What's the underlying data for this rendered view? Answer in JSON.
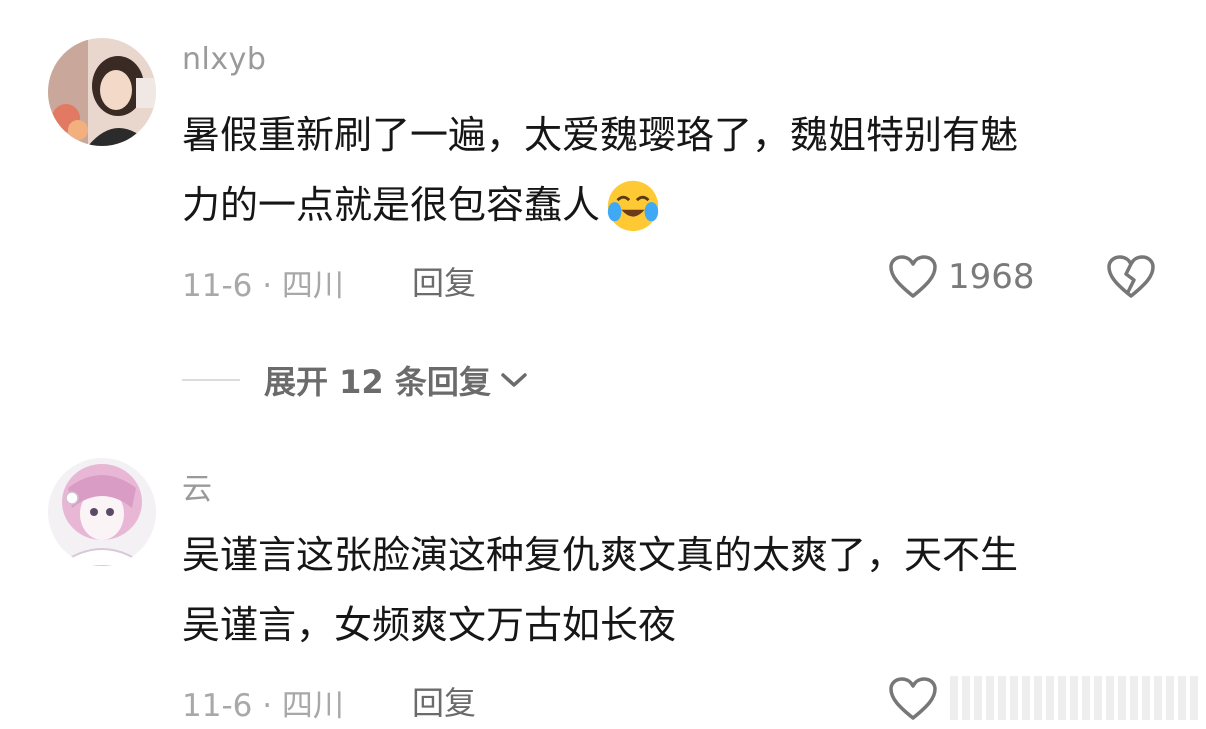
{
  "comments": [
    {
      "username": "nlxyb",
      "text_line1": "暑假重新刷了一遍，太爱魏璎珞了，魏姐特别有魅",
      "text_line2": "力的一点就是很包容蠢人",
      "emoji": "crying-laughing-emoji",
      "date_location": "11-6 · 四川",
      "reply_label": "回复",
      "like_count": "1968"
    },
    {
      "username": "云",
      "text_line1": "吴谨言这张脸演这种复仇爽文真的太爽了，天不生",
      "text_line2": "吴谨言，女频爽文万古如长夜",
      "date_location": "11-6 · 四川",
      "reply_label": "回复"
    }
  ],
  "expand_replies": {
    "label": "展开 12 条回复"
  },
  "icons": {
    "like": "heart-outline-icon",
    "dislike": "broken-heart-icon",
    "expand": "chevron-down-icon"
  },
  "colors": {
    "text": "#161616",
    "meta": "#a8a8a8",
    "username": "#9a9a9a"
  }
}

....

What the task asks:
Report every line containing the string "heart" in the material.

Written solution:
    "like": "heart-outline-icon",
    "dislike": "broken-heart-icon",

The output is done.